PART I Religions and Revolutions
1. The Late Qing Religious Landscape
2. Ideology, Religion, and the Construction of a Modern State, 1898–1937
3. Model Religions for a Modern China: Christianity, Buddhism, and Religious Citizenship
4. Cultural Revitalization: Redemptive Societies and Secularized Traditions
5. Rural Resistance and Adaptation, 1898–1949
6. The CCP and Religion, 1921–66
7. Spiritual Civilization and Political Utopianism
PART II Multiple Religious Modernities: Into the Twenty-First Century
8. Alternative Trajectories for Religion in the Chinese World
9. Filial Piety, the Family, and Death
10. Revivals of Communal Religion in the Later Twentieth Century
11. The Evolution of Modern Religiosities
12. Official Discourses and Institutions of Religion
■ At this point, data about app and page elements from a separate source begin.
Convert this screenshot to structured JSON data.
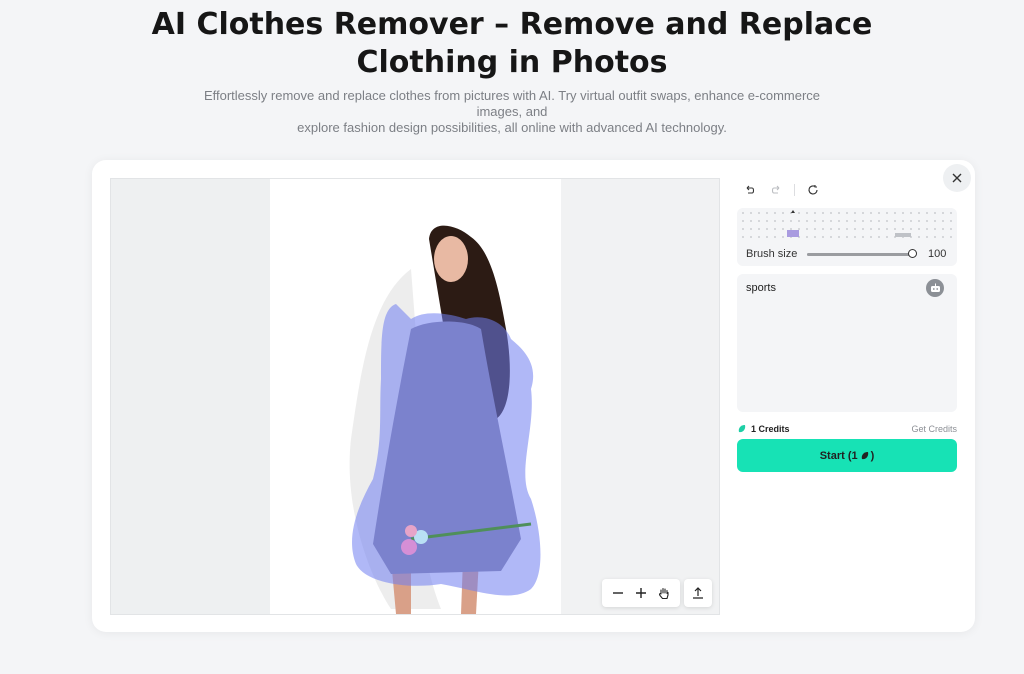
{
  "hero": {
    "title_line1": "AI Clothes Remover – Remove and Replace",
    "title_line2": "Clothing in Photos",
    "subtitle_line1": "Effortlessly remove and replace clothes from pictures with AI. Try virtual outfit swaps, enhance e-commerce images, and",
    "subtitle_line2": "explore fashion design possibilities, all online with advanced AI technology."
  },
  "editor": {
    "brush": {
      "label": "Brush size",
      "value": "100",
      "level": 1.0
    },
    "prompt": {
      "value": "sports",
      "icon": "robot-icon"
    },
    "credits": {
      "label": "1 Credits",
      "link": "Get Credits"
    },
    "start_button": {
      "label": "Start (1",
      "suffix": ")"
    },
    "tools": [
      "undo-icon",
      "redo-icon",
      "reset-icon",
      "zoom-out-icon",
      "zoom-in-icon",
      "hand-icon",
      "upload-icon",
      "close-icon"
    ],
    "colors": {
      "accent": "#17e2b5",
      "mask": "#6f7ef0",
      "credit": "#1ecfa6"
    }
  }
}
13. Global Religions, Ethnic Identities, and Geopolitics